Senator addresses students on the significance of Majority Rule

Senator Jamal Moss Addresses C V Bethel Students on 'Majority Rule'.

NASSAU, BAHAMAS – Senator  Jamal Moss appealed to C. V. Bethel Senior High School students to cherish their opportunity to receive an education and take it seriously as it is a consequence of Majority Rule.

Majority Rule Day is recognized in The Bahamas on January 10 and commemorates the day in 1967, when the black majority living in The Bahamas won a national election and had their numbers fairly reflected in the way that parliament was constituted.

Moss addressed the school’s assembly on Monday on the topic, “The Significance of Majority Rule – Its Significance to The Bahamas”.

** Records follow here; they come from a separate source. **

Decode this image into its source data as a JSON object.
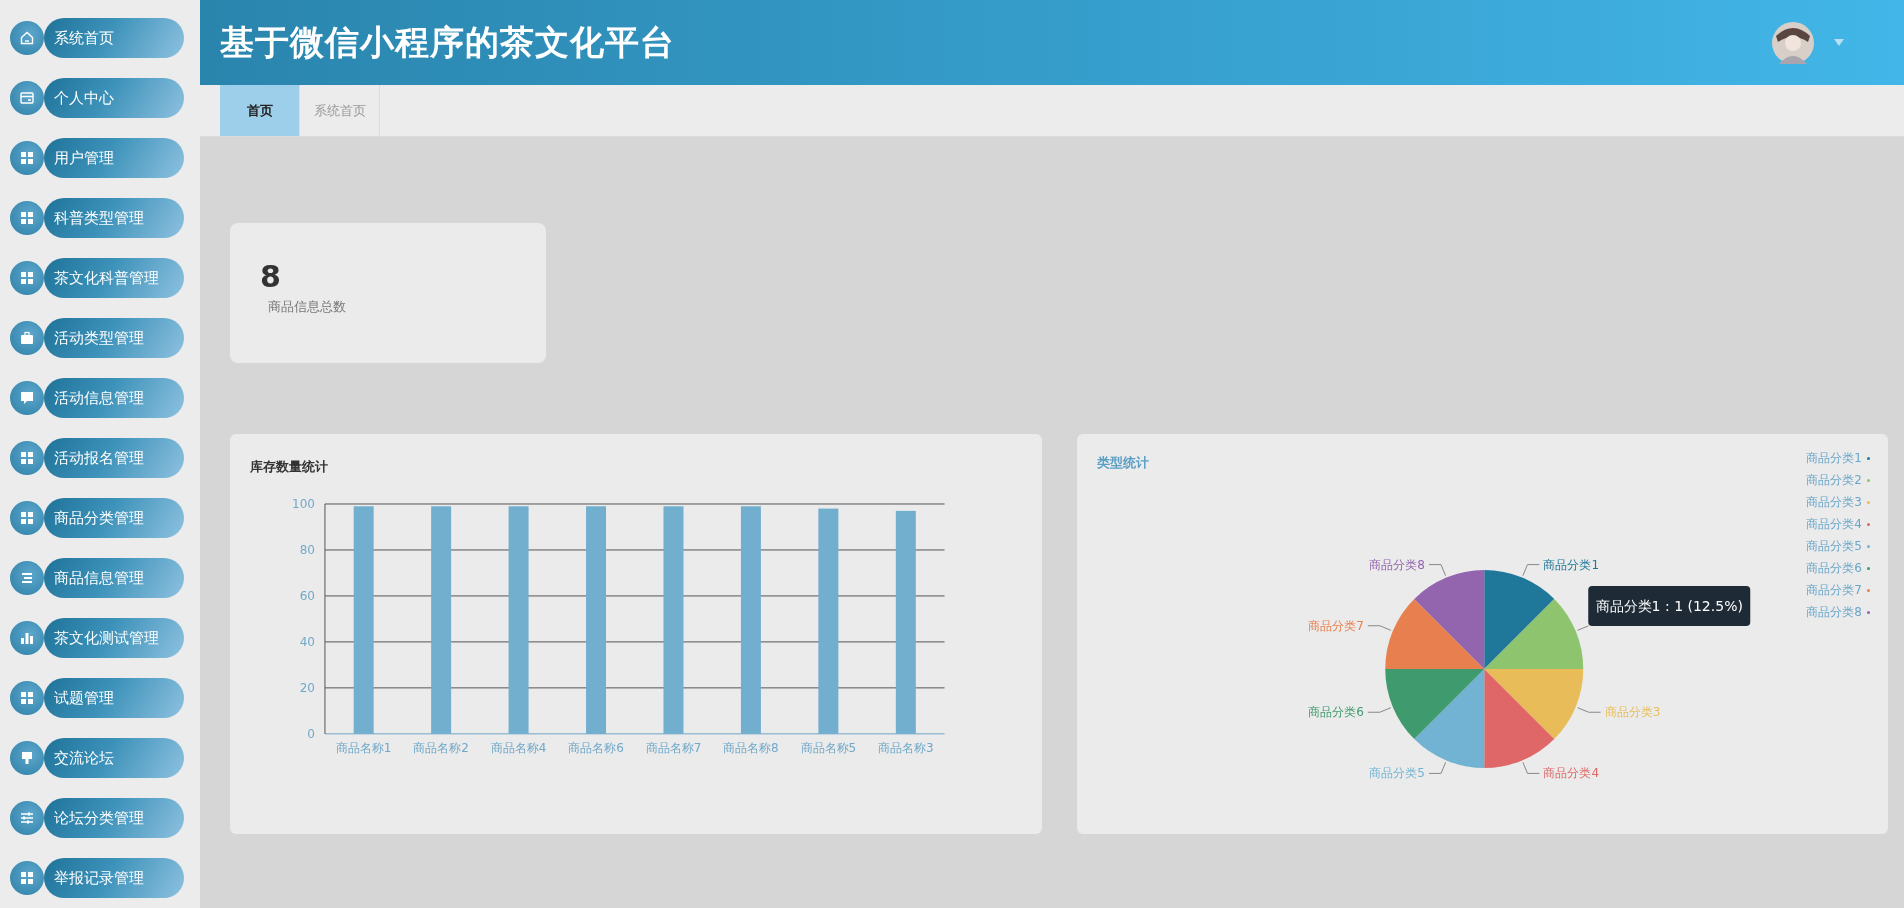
{
  "sidebar": {
    "items": [
      {
        "label": "系统首页",
        "selected": false
      },
      {
        "label": "个人中心",
        "selected": false
      },
      {
        "label": "用户管理",
        "selected": false
      },
      {
        "label": "科普类型管理",
        "selected": false
      },
      {
        "label": "茶文化科普管理",
        "selected": false
      },
      {
        "label": "活动类型管理",
        "selected": false
      },
      {
        "label": "活动信息管理",
        "selected": false
      },
      {
        "label": "活动报名管理",
        "selected": false
      },
      {
        "label": "商品分类管理",
        "selected": false
      },
      {
        "label": "商品信息管理",
        "selected": false
      },
      {
        "label": "茶文化测试管理",
        "selected": false
      },
      {
        "label": "试题管理",
        "selected": false
      },
      {
        "label": "交流论坛",
        "selected": false
      },
      {
        "label": "论坛分类管理",
        "selected": false
      },
      {
        "label": "举报记录管理",
        "selected": false
      }
    ]
  },
  "header": {
    "title": "基于微信小程序的茶文化平台"
  },
  "tabs": [
    {
      "label": "首页",
      "selected": true
    },
    {
      "label": "系统首页",
      "selected": false
    }
  ],
  "stat_card": {
    "value": "8",
    "label": "商品信息总数"
  },
  "bar_panel": {
    "chart_data": {
      "type": "bar",
      "title": "库存数量统计",
      "categories": [
        "商品名称1",
        "商品名称2",
        "商品名称4",
        "商品名称6",
        "商品名称7",
        "商品名称8",
        "商品名称5",
        "商品名称3"
      ],
      "series": [
        {
          "color": "#72afcf",
          "values": [
            99,
            99,
            99,
            99,
            99,
            99,
            98,
            97
          ]
        }
      ],
      "ylim": [
        0,
        100
      ],
      "yticks": [
        0,
        20,
        40,
        60,
        80,
        100
      ],
      "grid": true
    }
  },
  "pie_panel": {
    "chart_data": {
      "type": "pie",
      "title": "类型统计",
      "categories": [
        "商品分类1",
        "商品分类2",
        "商品分类3",
        "商品分类4",
        "商品分类5",
        "商品分类6",
        "商品分类7",
        "商品分类8"
      ],
      "series": [
        {
          "values": [
            1,
            1,
            1,
            1,
            1,
            1,
            1,
            1
          ]
        }
      ],
      "colors": [
        "#1f7799",
        "#8fc46f",
        "#e8bc58",
        "#df6767",
        "#72b3d3",
        "#3f9a6d",
        "#e87f4e",
        "#9265ae"
      ]
    },
    "slice_labels": [
      {
        "text": "商品分类1",
        "covered": false
      },
      {
        "covered": true
      },
      {
        "text": "商品分类3",
        "covered": false
      },
      {
        "text": "商品分类4",
        "covered": false
      },
      {
        "text": "商品分类5",
        "covered": false
      },
      {
        "text": "商品分类6",
        "covered": false
      },
      {
        "text": "商品分类7",
        "covered": false
      },
      {
        "text": "商品分类8",
        "covered": false
      }
    ],
    "tooltip": "商品分类1 : 1 (12.5%)"
  }
}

“Students let me remind you that the quality of education you’re receiving is a result of Majority Rule.  Education for the black majority was not a priority for the ruling oligarchy and so access to secondary and tertiary education was severely limited.  Most black Bahamians had to leave school at the age of 14,” said Senator Moss.

“After Majority Rule was achieved, education became a top priority and the doors were opened for Bahamians to receive secondary and tertiary education at home.  So please don’t take your education lightly; value it, and if you’re not serious about it, get serious.”

In his address, Senator Moss outlined key events in the road to Majority Rule including the Burma Road Riot, formation of the Progressive Liberal Party, the General Strike, the right for women to vote for the first time, and Black Tuesday.

He remarked that without Majority Rule, The Bahamas would not be the “vibrant” country that it is today and independence would only be a dream.  He said Majority Rule changed this and opened the door to provide bright, new prospects for the future.

Senator Moss recalled his appointment to the Senate following the 2017 General Election.

“Who would have ever thought that a barefoot boy, the child of a maid and a construction worker, would become an Honourable Senator?”

He said his appointment is the result of the struggle of ancestors who fought against racial discrimination and inequality.

He reminded the students that what happened for him could also happen for them.

“Students, hold your head up high and embrace your “Promised Land” of opportunities. Be the positive change your country needs.  Align yourselves with positive people.  Be a part of building a positive Bahamas,” he said.

__

This story was written by Kathryn Campbell – Bahamas Information Services